Pull out from the material below all lines with "style".

= SOURCE MATERIAL =
►
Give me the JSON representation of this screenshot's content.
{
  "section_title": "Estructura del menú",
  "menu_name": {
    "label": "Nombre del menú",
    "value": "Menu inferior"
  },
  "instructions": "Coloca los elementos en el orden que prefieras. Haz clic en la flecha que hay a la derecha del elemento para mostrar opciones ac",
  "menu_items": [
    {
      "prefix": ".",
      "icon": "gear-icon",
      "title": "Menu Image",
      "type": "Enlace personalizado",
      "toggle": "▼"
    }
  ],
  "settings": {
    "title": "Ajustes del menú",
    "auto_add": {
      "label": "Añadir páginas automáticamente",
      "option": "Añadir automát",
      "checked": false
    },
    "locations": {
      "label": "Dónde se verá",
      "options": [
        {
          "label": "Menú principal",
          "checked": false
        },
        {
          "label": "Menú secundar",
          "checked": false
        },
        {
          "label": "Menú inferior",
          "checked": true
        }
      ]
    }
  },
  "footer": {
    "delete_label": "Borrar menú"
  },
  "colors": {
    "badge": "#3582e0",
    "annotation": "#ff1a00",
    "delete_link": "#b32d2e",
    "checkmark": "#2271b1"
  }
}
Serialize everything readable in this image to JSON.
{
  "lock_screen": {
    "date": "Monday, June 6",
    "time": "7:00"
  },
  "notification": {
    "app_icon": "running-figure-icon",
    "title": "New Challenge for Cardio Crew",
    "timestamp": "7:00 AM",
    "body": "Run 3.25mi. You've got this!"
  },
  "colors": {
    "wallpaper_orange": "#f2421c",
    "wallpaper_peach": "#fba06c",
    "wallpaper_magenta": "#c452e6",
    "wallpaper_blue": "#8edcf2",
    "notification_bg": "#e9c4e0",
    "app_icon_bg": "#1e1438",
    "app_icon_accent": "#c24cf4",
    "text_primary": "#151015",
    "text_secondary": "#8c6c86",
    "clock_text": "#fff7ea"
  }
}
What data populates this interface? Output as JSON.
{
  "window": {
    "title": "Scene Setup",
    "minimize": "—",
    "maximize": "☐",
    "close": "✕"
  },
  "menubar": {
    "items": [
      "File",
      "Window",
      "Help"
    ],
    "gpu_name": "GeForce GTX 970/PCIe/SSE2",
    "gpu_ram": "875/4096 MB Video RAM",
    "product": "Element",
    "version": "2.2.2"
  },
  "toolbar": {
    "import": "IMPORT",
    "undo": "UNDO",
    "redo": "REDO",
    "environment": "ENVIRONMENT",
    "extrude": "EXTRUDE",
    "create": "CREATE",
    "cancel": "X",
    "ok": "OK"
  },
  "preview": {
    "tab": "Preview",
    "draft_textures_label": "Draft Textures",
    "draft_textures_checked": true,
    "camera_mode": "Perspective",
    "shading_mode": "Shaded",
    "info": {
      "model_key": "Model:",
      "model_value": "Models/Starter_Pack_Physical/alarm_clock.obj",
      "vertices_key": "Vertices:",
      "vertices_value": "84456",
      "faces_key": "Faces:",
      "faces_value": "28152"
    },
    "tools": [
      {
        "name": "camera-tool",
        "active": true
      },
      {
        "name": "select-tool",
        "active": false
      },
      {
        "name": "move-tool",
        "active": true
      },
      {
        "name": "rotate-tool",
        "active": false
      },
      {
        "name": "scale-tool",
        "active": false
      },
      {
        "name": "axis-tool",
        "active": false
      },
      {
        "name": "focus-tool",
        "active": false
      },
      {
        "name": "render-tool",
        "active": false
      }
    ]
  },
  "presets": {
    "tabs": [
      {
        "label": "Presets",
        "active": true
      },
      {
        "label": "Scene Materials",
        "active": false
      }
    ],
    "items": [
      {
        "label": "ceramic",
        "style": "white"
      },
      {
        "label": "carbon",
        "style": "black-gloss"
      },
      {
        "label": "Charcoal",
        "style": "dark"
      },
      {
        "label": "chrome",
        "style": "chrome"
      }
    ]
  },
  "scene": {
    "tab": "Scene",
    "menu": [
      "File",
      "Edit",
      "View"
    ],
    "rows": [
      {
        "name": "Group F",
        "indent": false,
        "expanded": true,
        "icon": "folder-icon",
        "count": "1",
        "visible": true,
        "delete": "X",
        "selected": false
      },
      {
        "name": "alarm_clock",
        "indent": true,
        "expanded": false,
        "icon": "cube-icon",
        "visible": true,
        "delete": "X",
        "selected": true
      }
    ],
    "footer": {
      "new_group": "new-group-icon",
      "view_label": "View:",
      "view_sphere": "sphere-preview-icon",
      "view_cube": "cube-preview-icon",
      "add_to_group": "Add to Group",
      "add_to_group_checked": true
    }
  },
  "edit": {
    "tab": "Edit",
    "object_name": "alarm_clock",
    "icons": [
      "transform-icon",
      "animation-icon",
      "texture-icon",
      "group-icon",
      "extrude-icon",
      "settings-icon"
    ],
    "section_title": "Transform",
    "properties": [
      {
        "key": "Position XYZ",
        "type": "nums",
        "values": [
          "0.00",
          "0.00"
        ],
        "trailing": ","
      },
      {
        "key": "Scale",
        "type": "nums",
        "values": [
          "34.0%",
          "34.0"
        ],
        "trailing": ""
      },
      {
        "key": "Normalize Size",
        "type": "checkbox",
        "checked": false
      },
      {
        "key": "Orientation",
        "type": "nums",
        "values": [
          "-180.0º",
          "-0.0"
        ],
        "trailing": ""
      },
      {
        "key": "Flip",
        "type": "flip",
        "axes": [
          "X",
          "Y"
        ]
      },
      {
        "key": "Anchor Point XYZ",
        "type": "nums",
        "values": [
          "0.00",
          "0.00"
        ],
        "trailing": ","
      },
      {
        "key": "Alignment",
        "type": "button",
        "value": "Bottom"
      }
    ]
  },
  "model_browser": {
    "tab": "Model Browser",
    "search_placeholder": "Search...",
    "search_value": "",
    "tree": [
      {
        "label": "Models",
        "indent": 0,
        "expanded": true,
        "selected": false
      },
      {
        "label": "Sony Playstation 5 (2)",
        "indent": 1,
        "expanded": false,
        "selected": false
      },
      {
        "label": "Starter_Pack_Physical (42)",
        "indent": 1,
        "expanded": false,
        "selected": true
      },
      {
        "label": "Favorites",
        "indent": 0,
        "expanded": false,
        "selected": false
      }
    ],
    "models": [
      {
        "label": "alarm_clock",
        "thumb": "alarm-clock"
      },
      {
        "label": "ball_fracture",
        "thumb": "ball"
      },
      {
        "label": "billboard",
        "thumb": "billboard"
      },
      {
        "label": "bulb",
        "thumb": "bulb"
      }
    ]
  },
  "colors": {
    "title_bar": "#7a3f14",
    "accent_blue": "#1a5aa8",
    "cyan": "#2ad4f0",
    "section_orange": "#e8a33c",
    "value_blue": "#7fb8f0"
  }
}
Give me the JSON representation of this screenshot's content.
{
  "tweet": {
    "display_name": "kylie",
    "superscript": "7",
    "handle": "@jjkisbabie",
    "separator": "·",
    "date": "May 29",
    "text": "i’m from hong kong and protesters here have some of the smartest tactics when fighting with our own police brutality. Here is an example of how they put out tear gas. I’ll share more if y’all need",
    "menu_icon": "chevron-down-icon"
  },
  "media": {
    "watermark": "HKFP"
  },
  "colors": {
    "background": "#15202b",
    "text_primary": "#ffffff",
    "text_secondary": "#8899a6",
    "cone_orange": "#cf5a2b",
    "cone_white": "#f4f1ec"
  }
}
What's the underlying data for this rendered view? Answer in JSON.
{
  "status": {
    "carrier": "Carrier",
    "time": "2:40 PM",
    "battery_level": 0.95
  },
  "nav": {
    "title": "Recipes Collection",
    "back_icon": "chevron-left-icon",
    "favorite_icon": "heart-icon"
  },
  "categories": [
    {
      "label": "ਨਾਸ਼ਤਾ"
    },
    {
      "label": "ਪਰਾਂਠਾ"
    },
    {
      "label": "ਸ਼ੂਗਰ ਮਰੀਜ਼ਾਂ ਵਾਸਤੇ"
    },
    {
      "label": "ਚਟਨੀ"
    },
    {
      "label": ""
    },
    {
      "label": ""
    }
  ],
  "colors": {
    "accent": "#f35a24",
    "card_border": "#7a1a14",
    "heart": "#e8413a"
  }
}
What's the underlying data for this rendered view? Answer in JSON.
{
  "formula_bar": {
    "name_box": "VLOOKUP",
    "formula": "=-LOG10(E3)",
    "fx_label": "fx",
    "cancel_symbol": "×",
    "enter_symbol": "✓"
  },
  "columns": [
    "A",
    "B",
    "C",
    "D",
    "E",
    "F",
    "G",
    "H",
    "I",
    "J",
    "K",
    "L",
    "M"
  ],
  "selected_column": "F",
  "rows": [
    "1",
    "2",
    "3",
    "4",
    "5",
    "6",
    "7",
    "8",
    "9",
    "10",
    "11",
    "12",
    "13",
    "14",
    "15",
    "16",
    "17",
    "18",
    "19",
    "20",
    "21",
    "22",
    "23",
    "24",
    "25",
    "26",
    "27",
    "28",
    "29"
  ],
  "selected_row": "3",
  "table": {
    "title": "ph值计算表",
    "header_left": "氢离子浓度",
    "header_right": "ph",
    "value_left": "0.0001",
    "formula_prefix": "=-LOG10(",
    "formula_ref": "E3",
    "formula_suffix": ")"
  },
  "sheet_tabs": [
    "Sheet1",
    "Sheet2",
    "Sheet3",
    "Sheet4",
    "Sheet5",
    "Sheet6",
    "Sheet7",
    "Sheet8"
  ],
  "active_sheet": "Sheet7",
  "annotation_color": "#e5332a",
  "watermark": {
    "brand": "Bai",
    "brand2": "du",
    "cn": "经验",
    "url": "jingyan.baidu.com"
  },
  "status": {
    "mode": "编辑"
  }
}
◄
= RESPONSE AREA =
        "style": "white"
        "style": "black-gloss"
        "style": "dark"
        "style": "chrome"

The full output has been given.